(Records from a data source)

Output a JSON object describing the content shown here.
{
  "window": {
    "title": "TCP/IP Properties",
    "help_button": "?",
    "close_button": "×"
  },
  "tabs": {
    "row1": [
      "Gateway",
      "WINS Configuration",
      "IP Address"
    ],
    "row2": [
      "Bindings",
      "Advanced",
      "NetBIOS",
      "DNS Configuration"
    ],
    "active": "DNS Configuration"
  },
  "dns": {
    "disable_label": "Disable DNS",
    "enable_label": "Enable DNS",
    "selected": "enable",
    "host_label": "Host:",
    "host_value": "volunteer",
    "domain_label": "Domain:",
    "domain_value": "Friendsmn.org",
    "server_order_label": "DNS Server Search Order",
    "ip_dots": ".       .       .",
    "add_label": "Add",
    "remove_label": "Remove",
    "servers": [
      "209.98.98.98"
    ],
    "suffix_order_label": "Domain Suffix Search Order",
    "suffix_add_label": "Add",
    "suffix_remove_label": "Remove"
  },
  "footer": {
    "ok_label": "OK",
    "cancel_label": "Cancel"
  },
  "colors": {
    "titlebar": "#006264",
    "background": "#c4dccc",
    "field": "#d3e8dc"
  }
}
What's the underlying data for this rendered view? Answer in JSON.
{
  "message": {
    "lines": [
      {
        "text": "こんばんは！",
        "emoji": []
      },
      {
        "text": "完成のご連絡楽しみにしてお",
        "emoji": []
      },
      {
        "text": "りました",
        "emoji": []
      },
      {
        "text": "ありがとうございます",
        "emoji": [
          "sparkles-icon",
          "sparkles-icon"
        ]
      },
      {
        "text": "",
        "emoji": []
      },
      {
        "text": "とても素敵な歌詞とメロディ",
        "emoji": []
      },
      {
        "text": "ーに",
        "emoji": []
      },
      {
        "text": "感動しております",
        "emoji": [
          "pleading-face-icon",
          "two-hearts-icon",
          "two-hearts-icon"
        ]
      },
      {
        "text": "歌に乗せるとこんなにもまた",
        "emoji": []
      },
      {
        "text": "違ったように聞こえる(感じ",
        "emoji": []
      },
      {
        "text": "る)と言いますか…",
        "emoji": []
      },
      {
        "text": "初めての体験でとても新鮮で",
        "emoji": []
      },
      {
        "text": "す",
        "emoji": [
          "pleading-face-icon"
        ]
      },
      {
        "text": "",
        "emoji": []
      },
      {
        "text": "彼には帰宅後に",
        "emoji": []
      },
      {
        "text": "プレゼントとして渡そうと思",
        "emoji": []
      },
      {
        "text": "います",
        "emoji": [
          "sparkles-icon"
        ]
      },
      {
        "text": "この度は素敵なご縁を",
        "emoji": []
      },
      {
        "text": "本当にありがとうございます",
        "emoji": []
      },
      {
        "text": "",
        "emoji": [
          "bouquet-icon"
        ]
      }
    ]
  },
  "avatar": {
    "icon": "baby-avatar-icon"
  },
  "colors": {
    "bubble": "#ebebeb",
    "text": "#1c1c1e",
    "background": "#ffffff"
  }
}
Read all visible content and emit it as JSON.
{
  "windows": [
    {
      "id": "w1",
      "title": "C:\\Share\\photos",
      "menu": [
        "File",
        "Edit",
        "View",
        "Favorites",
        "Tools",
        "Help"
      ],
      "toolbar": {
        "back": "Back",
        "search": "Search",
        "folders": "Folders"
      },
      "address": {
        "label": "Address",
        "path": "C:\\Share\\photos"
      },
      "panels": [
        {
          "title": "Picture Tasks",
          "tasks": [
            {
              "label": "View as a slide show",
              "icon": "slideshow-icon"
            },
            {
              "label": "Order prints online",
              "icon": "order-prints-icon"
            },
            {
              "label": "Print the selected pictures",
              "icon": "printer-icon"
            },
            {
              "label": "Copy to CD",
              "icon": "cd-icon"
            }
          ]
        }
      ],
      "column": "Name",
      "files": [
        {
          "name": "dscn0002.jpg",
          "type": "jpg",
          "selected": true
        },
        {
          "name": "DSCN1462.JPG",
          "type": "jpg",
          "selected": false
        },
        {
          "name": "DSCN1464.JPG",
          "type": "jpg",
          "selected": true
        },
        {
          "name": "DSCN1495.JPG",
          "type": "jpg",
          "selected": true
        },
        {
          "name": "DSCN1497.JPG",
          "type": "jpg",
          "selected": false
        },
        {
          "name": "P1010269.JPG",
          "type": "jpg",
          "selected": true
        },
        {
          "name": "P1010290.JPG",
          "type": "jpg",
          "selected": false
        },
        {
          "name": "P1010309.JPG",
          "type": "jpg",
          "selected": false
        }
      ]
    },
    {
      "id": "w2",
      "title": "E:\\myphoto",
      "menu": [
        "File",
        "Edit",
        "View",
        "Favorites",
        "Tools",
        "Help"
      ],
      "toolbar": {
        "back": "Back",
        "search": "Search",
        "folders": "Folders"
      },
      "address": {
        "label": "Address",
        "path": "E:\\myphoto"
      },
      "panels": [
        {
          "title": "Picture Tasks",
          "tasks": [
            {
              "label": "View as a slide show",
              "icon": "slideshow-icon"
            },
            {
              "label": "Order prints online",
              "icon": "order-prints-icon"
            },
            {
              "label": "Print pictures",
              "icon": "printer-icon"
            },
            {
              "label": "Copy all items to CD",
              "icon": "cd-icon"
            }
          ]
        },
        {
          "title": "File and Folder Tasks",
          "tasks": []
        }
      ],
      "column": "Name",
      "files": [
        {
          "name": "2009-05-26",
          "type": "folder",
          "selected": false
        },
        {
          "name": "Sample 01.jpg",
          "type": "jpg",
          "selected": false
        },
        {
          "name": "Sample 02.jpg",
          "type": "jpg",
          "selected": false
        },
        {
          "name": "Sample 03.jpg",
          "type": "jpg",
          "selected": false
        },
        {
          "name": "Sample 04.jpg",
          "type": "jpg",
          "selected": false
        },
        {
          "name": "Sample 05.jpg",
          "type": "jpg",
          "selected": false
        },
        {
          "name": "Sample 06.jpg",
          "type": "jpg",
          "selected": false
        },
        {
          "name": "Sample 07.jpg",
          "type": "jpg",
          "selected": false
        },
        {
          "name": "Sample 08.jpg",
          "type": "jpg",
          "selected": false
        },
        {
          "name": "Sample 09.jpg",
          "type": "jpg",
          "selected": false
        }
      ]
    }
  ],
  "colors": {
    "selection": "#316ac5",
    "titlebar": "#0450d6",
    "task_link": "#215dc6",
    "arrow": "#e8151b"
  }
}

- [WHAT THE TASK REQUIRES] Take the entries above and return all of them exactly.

- [RESULT FOR THIS EXERCISE]
Output a JSON object describing the content shown here.
{
  "window": {
    "title": "TCP/IP Properties",
    "help_button": "?",
    "close_button": "×"
  },
  "tabs": {
    "row1": [
      "Gateway",
      "WINS Configuration",
      "IP Address"
    ],
    "row2": [
      "Bindings",
      "Advanced",
      "NetBIOS",
      "DNS Configuration"
    ],
    "active": "DNS Configuration"
  },
  "dns": {
    "disable_label": "Disable DNS",
    "enable_label": "Enable DNS",
    "selected": "enable",
    "host_label": "Host:",
    "host_value": "volunteer",
    "domain_label": "Domain:",
    "domain_value": "Friendsmn.org",
    "server_order_label": "DNS Server Search Order",
    "ip_dots": ".       .       .",
    "add_label": "Add",
    "remove_label": "Remove",
    "servers": [
      "209.98.98.98"
    ],
    "suffix_order_label": "Domain Suffix Search Order",
    "suffix_add_label": "Add",
    "suffix_remove_label": "Remove"
  },
  "footer": {
    "ok_label": "OK",
    "cancel_label": "Cancel"
  },
  "colors": {
    "titlebar": "#006264",
    "background": "#c4dccc",
    "field": "#d3e8dc"
  }
}
What's the underlying data for this rendered view? Answer in JSON.
{
  "message": {
    "lines": [
      {
        "text": "こんばんは！",
        "emoji": []
      },
      {
        "text": "完成のご連絡楽しみにしてお",
        "emoji": []
      },
      {
        "text": "りました",
        "emoji": []
      },
      {
        "text": "ありがとうございます",
        "emoji": [
          "sparkles-icon",
          "sparkles-icon"
        ]
      },
      {
        "text": "",
        "emoji": []
      },
      {
        "text": "とても素敵な歌詞とメロディ",
        "emoji": []
      },
      {
        "text": "ーに",
        "emoji": []
      },
      {
        "text": "感動しております",
        "emoji": [
          "pleading-face-icon",
          "two-hearts-icon",
          "two-hearts-icon"
        ]
      },
      {
        "text": "歌に乗せるとこんなにもまた",
        "emoji": []
      },
      {
        "text": "違ったように聞こえる(感じ",
        "emoji": []
      },
      {
        "text": "る)と言いますか…",
        "emoji": []
      },
      {
        "text": "初めての体験でとても新鮮で",
        "emoji": []
      },
      {
        "text": "す",
        "emoji": [
          "pleading-face-icon"
        ]
      },
      {
        "text": "",
        "emoji": []
      },
      {
        "text": "彼には帰宅後に",
        "emoji": []
      },
      {
        "text": "プレゼントとして渡そうと思",
        "emoji": []
      },
      {
        "text": "います",
        "emoji": [
          "sparkles-icon"
        ]
      },
      {
        "text": "この度は素敵なご縁を",
        "emoji": []
      },
      {
        "text": "本当にありがとうございます",
        "emoji": []
      },
      {
        "text": "",
        "emoji": [
          "bouquet-icon"
        ]
      }
    ]
  },
  "avatar": {
    "icon": "baby-avatar-icon"
  },
  "colors": {
    "bubble": "#ebebeb",
    "text": "#1c1c1e",
    "background": "#ffffff"
  }
}
Read all visible content and emit it as JSON.
{
  "windows": [
    {
      "id": "w1",
      "title": "C:\\Share\\photos",
      "menu": [
        "File",
        "Edit",
        "View",
        "Favorites",
        "Tools",
        "Help"
      ],
      "toolbar": {
        "back": "Back",
        "search": "Search",
        "folders": "Folders"
      },
      "address": {
        "label": "Address",
        "path": "C:\\Share\\photos"
      },
      "panels": [
        {
          "title": "Picture Tasks",
          "tasks": [
            {
              "label": "View as a slide show",
              "icon": "slideshow-icon"
            },
            {
              "label": "Order prints online",
              "icon": "order-prints-icon"
            },
            {
              "label": "Print the selected pictures",
              "icon": "printer-icon"
            },
            {
              "label": "Copy to CD",
              "icon": "cd-icon"
            }
          ]
        }
      ],
      "column": "Name",
      "files": [
        {
          "name": "dscn0002.jpg",
          "type": "jpg",
          "selected": true
        },
        {
          "name": "DSCN1462.JPG",
          "type": "jpg",
          "selected": false
        },
        {
          "name": "DSCN1464.JPG",
          "type": "jpg",
          "selected": true
        },
        {
          "name": "DSCN1495.JPG",
          "type": "jpg",
          "selected": true
        },
        {
          "name": "DSCN1497.JPG",
          "type": "jpg",
          "selected": false
        },
        {
          "name": "P1010269.JPG",
          "type": "jpg",
          "selected": true
        },
        {
          "name": "P1010290.JPG",
          "type": "jpg",
          "selected": false
        },
        {
          "name": "P1010309.JPG",
          "type": "jpg",
          "selected": false
        }
      ]
    },
    {
      "id": "w2",
      "title": "E:\\myphoto",
      "menu": [
        "File",
        "Edit",
        "View",
        "Favorites",
        "Tools",
        "Help"
      ],
      "toolbar": {
        "back": "Back",
        "search": "Search",
        "folders": "Folders"
      },
      "address": {
        "label": "Address",
        "path": "E:\\myphoto"
      },
      "panels": [
        {
          "title": "Picture Tasks",
          "tasks": [
            {
              "label": "View as a slide show",
              "icon": "slideshow-icon"
            },
            {
              "label": "Order prints online",
              "icon": "order-prints-icon"
            },
            {
              "label": "Print pictures",
              "icon": "printer-icon"
            },
            {
              "label": "Copy all items to CD",
              "icon": "cd-icon"
            }
          ]
        },
        {
          "title": "File and Folder Tasks",
          "tasks": []
        }
      ],
      "column": "Name",
      "files": [
        {
          "name": "2009-05-26",
          "type": "folder",
          "selected": false
        },
        {
          "name": "Sample 01.jpg",
          "type": "jpg",
          "selected": false
        },
        {
          "name": "Sample 02.jpg",
          "type": "jpg",
          "selected": false
        },
        {
          "name": "Sample 03.jpg",
          "type": "jpg",
          "selected": false
        },
        {
          "name": "Sample 04.jpg",
          "type": "jpg",
          "selected": false
        },
        {
          "name": "Sample 05.jpg",
          "type": "jpg",
          "selected": false
        },
        {
          "name": "Sample 06.jpg",
          "type": "jpg",
          "selected": false
        },
        {
          "name": "Sample 07.jpg",
          "type": "jpg",
          "selected": false
        },
        {
          "name": "Sample 08.jpg",
          "type": "jpg",
          "selected": false
        },
        {
          "name": "Sample 09.jpg",
          "type": "jpg",
          "selected": false
        }
      ]
    }
  ],
  "colors": {
    "selection": "#316ac5",
    "titlebar": "#0450d6",
    "task_link": "#215dc6",
    "arrow": "#e8151b"
  }
}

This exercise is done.